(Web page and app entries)
_ _ _ _ _ _ _

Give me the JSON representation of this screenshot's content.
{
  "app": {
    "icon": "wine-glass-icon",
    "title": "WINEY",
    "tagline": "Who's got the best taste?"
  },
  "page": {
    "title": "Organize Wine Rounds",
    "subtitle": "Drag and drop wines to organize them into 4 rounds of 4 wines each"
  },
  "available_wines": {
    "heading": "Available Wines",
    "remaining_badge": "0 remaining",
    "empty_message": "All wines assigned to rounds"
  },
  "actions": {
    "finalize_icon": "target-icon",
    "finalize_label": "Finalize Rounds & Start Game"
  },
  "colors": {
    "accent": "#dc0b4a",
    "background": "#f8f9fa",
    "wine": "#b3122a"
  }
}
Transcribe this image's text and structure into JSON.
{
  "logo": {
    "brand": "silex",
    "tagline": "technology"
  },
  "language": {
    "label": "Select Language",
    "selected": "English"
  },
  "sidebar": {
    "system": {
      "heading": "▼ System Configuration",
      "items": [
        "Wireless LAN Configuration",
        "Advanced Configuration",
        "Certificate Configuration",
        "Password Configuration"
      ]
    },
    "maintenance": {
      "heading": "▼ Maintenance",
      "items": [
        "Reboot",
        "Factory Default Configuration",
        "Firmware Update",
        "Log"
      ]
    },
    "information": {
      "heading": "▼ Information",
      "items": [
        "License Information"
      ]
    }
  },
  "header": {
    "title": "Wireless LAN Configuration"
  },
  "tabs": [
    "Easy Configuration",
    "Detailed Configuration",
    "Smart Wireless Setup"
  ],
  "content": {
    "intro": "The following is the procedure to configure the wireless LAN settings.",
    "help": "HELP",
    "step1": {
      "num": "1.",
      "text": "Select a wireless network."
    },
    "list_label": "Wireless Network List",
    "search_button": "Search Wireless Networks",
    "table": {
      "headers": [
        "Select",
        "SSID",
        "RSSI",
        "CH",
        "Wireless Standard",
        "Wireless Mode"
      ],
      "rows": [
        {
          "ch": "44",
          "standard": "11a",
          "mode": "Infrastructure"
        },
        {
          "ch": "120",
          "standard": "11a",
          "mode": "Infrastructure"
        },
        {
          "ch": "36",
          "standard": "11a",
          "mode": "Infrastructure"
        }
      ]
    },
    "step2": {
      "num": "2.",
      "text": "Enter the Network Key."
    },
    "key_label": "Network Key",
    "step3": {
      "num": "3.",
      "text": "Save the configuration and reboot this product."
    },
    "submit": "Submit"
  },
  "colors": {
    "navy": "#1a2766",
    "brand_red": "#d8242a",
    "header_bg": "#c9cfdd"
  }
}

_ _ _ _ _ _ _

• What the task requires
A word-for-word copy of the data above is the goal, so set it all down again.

• Response below
Give me the JSON representation of this screenshot's content.
{
  "app": {
    "icon": "wine-glass-icon",
    "title": "WINEY",
    "tagline": "Who's got the best taste?"
  },
  "page": {
    "title": "Organize Wine Rounds",
    "subtitle": "Drag and drop wines to organize them into 4 rounds of 4 wines each"
  },
  "available_wines": {
    "heading": "Available Wines",
    "remaining_badge": "0 remaining",
    "empty_message": "All wines assigned to rounds"
  },
  "actions": {
    "finalize_icon": "target-icon",
    "finalize_label": "Finalize Rounds & Start Game"
  },
  "colors": {
    "accent": "#dc0b4a",
    "background": "#f8f9fa",
    "wine": "#b3122a"
  }
}
Transcribe this image's text and structure into JSON.
{
  "logo": {
    "brand": "silex",
    "tagline": "technology"
  },
  "language": {
    "label": "Select Language",
    "selected": "English"
  },
  "sidebar": {
    "system": {
      "heading": "▼ System Configuration",
      "items": [
        "Wireless LAN Configuration",
        "Advanced Configuration",
        "Certificate Configuration",
        "Password Configuration"
      ]
    },
    "maintenance": {
      "heading": "▼ Maintenance",
      "items": [
        "Reboot",
        "Factory Default Configuration",
        "Firmware Update",
        "Log"
      ]
    },
    "information": {
      "heading": "▼ Information",
      "items": [
        "License Information"
      ]
    }
  },
  "header": {
    "title": "Wireless LAN Configuration"
  },
  "tabs": [
    "Easy Configuration",
    "Detailed Configuration",
    "Smart Wireless Setup"
  ],
  "content": {
    "intro": "The following is the procedure to configure the wireless LAN settings.",
    "help": "HELP",
    "step1": {
      "num": "1.",
      "text": "Select a wireless network."
    },
    "list_label": "Wireless Network List",
    "search_button": "Search Wireless Networks",
    "table": {
      "headers": [
        "Select",
        "SSID",
        "RSSI",
        "CH",
        "Wireless Standard",
        "Wireless Mode"
      ],
      "rows": [
        {
          "ch": "44",
          "standard": "11a",
          "mode": "Infrastructure"
        },
        {
          "ch": "120",
          "standard": "11a",
          "mode": "Infrastructure"
        },
        {
          "ch": "36",
          "standard": "11a",
          "mode": "Infrastructure"
        }
      ]
    },
    "step2": {
      "num": "2.",
      "text": "Enter the Network Key."
    },
    "key_label": "Network Key",
    "step3": {
      "num": "3.",
      "text": "Save the configuration and reboot this product."
    },
    "submit": "Submit"
  },
  "colors": {
    "navy": "#1a2766",
    "brand_red": "#d8242a",
    "header_bg": "#c9cfdd"
  }
}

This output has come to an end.